**Website and app data records:**

----------

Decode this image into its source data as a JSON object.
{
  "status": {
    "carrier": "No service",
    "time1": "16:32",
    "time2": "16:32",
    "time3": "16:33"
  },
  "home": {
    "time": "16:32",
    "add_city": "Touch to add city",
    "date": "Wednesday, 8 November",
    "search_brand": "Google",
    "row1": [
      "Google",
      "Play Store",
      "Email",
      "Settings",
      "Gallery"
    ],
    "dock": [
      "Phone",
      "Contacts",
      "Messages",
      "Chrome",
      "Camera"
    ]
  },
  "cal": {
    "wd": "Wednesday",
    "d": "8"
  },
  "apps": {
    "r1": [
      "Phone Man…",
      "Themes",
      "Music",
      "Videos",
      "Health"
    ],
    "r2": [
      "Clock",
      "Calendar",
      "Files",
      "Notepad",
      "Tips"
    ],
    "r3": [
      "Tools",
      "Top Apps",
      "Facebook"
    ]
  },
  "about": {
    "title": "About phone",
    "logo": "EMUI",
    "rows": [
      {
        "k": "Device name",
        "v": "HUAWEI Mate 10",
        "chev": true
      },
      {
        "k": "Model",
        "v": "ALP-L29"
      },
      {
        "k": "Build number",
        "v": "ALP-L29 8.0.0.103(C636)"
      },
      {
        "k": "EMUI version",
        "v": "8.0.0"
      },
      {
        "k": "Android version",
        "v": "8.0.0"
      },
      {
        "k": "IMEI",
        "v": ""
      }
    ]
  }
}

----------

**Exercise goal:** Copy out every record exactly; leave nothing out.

**Reply:**
Decode this image into its source data as a JSON object.
{
  "status": {
    "carrier": "No service",
    "time1": "16:32",
    "time2": "16:32",
    "time3": "16:33"
  },
  "home": {
    "time": "16:32",
    "add_city": "Touch to add city",
    "date": "Wednesday, 8 November",
    "search_brand": "Google",
    "row1": [
      "Google",
      "Play Store",
      "Email",
      "Settings",
      "Gallery"
    ],
    "dock": [
      "Phone",
      "Contacts",
      "Messages",
      "Chrome",
      "Camera"
    ]
  },
  "cal": {
    "wd": "Wednesday",
    "d": "8"
  },
  "apps": {
    "r1": [
      "Phone Man…",
      "Themes",
      "Music",
      "Videos",
      "Health"
    ],
    "r2": [
      "Clock",
      "Calendar",
      "Files",
      "Notepad",
      "Tips"
    ],
    "r3": [
      "Tools",
      "Top Apps",
      "Facebook"
    ]
  },
  "about": {
    "title": "About phone",
    "logo": "EMUI",
    "rows": [
      {
        "k": "Device name",
        "v": "HUAWEI Mate 10",
        "chev": true
      },
      {
        "k": "Model",
        "v": "ALP-L29"
      },
      {
        "k": "Build number",
        "v": "ALP-L29 8.0.0.103(C636)"
      },
      {
        "k": "EMUI version",
        "v": "8.0.0"
      },
      {
        "k": "Android version",
        "v": "8.0.0"
      },
      {
        "k": "IMEI",
        "v": ""
      }
    ]
  }
}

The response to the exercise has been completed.